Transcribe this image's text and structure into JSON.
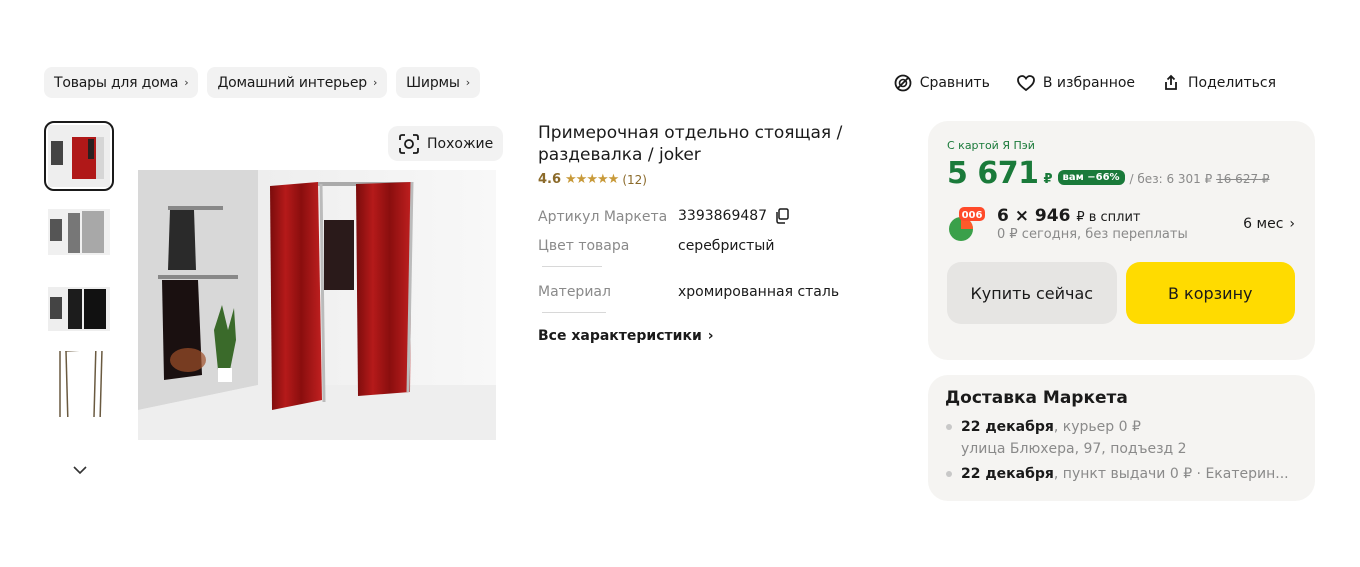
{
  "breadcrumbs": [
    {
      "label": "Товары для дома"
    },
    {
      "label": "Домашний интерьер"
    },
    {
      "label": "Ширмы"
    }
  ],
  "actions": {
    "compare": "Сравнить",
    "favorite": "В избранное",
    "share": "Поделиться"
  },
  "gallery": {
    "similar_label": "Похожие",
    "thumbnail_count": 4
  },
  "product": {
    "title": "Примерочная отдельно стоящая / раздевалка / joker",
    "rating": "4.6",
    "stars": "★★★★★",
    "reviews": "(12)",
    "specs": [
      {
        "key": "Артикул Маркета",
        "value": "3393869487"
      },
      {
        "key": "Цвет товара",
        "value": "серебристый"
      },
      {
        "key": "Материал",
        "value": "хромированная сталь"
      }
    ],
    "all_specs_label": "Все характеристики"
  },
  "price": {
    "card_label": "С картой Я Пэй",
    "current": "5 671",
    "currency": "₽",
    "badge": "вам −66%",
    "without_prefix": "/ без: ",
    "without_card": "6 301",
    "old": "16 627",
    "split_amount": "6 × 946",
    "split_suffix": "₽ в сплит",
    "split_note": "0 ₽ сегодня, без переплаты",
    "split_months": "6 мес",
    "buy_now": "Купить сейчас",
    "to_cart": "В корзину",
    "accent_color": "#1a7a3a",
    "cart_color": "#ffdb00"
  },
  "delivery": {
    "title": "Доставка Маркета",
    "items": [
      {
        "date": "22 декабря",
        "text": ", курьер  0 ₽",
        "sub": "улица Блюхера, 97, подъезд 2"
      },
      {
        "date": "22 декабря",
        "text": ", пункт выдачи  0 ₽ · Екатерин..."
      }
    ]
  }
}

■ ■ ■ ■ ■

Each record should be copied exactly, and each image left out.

Transcribe this image's text and structure into JSON.
{
  "breadcrumbs": [
    {
      "label": "Товары для дома"
    },
    {
      "label": "Домашний интерьер"
    },
    {
      "label": "Ширмы"
    }
  ],
  "actions": {
    "compare": "Сравнить",
    "favorite": "В избранное",
    "share": "Поделиться"
  },
  "gallery": {
    "similar_label": "Похожие",
    "thumbnail_count": 4
  },
  "product": {
    "title": "Примерочная отдельно стоящая / раздевалка / joker",
    "rating": "4.6",
    "stars": "★★★★★",
    "reviews": "(12)",
    "specs": [
      {
        "key": "Артикул Маркета",
        "value": "3393869487"
      },
      {
        "key": "Цвет товара",
        "value": "серебристый"
      },
      {
        "key": "Материал",
        "value": "хромированная сталь"
      }
    ],
    "all_specs_label": "Все характеристики"
  },
  "price": {
    "card_label": "С картой Я Пэй",
    "current": "5 671",
    "currency": "₽",
    "badge": "вам −66%",
    "without_prefix": "/ без: ",
    "without_card": "6 301",
    "old": "16 627",
    "split_amount": "6 × 946",
    "split_suffix": "₽ в сплит",
    "split_note": "0 ₽ сегодня, без переплаты",
    "split_months": "6 мес",
    "buy_now": "Купить сейчас",
    "to_cart": "В корзину",
    "accent_color": "#1a7a3a",
    "cart_color": "#ffdb00"
  },
  "delivery": {
    "title": "Доставка Маркета",
    "items": [
      {
        "date": "22 декабря",
        "text": ", курьер  0 ₽",
        "sub": "улица Блюхера, 97, подъезд 2"
      },
      {
        "date": "22 декабря",
        "text": ", пункт выдачи  0 ₽ · Екатерин..."
      }
    ]
  }
}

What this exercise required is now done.